A key component of the military culture is that service members are expected to deny their humanity and their individuality (culture, gender, ethnicity, etc.) as they learn to be disciplined and focused.
Service members are expected to be disciplined in their actions and words and to maintain control of their emotions and their physical selves at all times. Along with discipline and control comes focus. Focus is important to mission success, and the services teach young recruits how to focus in challenging situations--situations where they are lacking sleep, are physically exhausted, or are under unaccustomed and extreme stress. (SAMHSA, 201, p. 10).
This makes an examination of military policies regarding the grooming and hairstyle policies impacting Black women a viable space for exploration.
While not ignoring the fact that women of all ethnic compositions deal with the connotations associated with hair, it is important to note that Black hair is frequently the polar opposite of what society has deemed beautiful as it relates to hair (straight in texture and long in length) (White & White 1995). As a result, the hair of Black women in particular has been viewed negatively. Various scholars note that during the 15th century, the hairstyles of Africans would indicate one's marital status, wealth, age, ethnic identity, rank within the community, and religion (Byrd & Tharpe 2001; Jacobs-Huey, 2006; Mercer, 1994). Before the transatlantic slave trade Black hair indicated cultural and spiritual meaning for men and women (Thompson, 2009). With the onset of slavery in America, the Caribbean, and Canada, Africans were forced to work all day and had little to no time for hair nor the tools appropriate for maintaining their hair.

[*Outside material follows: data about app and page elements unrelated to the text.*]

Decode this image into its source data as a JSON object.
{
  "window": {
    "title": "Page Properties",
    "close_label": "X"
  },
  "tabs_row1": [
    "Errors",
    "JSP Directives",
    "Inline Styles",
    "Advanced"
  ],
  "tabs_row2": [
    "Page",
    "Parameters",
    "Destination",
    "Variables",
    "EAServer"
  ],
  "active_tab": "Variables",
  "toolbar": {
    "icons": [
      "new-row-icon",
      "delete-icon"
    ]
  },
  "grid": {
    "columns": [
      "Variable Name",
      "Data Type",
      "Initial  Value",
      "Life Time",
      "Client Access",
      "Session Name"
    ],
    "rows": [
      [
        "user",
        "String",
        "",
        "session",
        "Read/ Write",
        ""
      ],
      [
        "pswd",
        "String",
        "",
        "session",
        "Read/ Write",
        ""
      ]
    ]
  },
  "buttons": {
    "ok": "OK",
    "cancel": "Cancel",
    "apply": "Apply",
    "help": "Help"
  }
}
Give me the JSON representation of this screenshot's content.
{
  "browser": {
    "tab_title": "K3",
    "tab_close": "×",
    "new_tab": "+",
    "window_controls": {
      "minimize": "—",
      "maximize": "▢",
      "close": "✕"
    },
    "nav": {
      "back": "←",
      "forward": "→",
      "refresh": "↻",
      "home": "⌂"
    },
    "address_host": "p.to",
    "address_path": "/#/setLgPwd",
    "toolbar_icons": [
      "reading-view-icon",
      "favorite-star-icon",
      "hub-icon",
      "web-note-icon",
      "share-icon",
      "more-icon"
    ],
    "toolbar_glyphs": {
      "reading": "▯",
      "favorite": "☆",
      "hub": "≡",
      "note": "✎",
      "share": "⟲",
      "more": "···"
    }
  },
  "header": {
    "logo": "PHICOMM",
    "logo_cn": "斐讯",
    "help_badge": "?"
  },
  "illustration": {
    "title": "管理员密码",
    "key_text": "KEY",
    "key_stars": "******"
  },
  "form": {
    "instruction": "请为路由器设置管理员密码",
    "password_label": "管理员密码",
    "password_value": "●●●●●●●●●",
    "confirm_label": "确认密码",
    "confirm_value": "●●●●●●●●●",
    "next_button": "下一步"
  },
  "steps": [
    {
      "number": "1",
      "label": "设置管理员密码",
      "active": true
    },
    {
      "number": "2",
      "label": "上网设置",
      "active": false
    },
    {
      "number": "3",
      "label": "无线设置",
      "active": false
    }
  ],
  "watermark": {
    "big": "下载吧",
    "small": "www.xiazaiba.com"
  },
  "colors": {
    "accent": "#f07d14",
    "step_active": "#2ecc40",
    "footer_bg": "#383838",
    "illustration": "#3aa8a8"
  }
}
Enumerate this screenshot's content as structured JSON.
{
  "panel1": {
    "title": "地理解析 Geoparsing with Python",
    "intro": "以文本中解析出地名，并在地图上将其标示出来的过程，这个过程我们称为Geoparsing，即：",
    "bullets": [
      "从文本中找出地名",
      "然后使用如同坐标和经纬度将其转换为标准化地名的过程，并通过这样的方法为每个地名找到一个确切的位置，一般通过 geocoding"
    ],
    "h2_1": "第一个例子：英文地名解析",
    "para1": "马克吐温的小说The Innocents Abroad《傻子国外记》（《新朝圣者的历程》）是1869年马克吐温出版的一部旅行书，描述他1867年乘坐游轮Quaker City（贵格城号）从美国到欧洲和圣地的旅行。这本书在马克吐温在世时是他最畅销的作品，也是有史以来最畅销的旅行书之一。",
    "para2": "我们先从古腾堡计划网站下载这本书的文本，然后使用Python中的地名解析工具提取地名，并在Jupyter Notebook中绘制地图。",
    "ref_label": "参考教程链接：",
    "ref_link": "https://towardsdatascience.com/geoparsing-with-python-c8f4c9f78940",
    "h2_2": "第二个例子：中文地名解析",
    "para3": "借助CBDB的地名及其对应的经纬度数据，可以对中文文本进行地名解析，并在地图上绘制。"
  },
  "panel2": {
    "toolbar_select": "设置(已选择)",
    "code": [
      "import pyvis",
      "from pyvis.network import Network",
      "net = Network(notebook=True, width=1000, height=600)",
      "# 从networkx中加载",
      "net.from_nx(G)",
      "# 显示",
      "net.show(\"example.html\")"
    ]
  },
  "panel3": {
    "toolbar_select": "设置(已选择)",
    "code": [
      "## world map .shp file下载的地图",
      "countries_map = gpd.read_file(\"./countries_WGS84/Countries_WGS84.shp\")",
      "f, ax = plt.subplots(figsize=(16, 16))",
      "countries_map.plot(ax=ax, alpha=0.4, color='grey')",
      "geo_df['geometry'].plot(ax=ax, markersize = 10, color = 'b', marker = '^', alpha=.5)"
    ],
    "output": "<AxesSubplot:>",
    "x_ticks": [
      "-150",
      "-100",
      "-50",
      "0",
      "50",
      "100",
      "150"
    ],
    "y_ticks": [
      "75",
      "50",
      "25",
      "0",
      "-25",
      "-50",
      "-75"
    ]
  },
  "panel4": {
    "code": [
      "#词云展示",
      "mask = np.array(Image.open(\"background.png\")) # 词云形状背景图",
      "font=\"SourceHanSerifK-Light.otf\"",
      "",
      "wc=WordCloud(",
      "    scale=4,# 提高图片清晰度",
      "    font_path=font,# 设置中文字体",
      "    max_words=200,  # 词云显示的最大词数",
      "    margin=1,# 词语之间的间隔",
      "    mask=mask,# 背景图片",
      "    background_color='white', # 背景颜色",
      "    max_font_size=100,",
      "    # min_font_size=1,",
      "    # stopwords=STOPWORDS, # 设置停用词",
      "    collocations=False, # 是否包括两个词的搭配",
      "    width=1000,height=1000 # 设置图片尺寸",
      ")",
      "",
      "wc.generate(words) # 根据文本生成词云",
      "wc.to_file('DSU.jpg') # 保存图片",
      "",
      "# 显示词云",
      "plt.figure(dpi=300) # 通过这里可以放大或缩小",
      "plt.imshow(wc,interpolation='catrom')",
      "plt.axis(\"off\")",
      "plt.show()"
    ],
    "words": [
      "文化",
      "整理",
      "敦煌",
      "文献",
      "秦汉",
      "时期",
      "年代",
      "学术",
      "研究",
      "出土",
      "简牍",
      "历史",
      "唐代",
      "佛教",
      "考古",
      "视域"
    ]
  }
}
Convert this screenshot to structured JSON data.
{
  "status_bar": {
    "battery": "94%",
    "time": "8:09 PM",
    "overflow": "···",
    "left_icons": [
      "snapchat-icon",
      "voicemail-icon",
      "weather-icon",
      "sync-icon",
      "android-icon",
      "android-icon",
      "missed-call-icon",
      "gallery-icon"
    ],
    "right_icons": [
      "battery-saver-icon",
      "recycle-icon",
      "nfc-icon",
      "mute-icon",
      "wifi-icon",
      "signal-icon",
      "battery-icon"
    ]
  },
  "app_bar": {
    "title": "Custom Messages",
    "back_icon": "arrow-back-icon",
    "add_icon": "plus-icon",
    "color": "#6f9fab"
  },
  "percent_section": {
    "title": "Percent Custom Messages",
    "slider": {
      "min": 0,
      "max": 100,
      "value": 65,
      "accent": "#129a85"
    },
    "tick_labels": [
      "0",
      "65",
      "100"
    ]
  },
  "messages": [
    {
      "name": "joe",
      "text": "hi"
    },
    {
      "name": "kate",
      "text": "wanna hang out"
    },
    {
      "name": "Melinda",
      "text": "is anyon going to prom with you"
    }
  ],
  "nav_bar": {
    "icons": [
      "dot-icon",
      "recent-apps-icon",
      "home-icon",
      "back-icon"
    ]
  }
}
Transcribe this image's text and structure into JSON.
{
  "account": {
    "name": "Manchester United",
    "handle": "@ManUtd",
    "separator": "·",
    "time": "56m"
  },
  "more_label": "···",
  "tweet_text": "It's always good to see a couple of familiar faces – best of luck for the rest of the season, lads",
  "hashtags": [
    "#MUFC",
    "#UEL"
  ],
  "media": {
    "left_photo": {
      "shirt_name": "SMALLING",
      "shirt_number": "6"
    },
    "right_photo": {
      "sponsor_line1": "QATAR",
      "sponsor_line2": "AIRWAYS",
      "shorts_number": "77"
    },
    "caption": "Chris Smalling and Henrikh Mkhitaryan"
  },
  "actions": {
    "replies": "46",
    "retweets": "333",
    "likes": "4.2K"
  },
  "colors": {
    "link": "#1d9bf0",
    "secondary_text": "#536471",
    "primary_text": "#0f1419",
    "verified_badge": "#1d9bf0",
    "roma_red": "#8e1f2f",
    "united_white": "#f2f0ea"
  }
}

"Treasured African combs were nowhere to be found in the New World, so the once long, thick, and healthy tresses both of men and women became tangled and matted" (Byrd & Tharpe, 2001).
African women were accustomed to donning elaborate hairstyles began to wear head scarfs to protect them from the sun and cover their unkept hair (Thompson 2009b). It was during the 18th century that upper class White men wore wigs and the Africans that worked in the houses began to wear them as well (Banks, 2000).
Firth (1973) states that "hair differences in colour and texture create social differentiation." Social differentiation "(re)creates" and/or maintains a hierarchy whereby hair colors and textures are viewed and treated as lower or "Other," particularly when the hair belongs to a woman (Pivec, 2018).
As we grow more comfortable with ourselves, what is on our heads should stop controlling what is inside, making us more tolerant of what others have done with their hair (Koppelman, 1987).
Mercer (1994) states that in societies where race configures social interactions of power, hair, takes on another symbolic dimension. In these instances, the negative attributes associated with race are extended to hair as it is as visible as skin color. The ideologies of race that used a...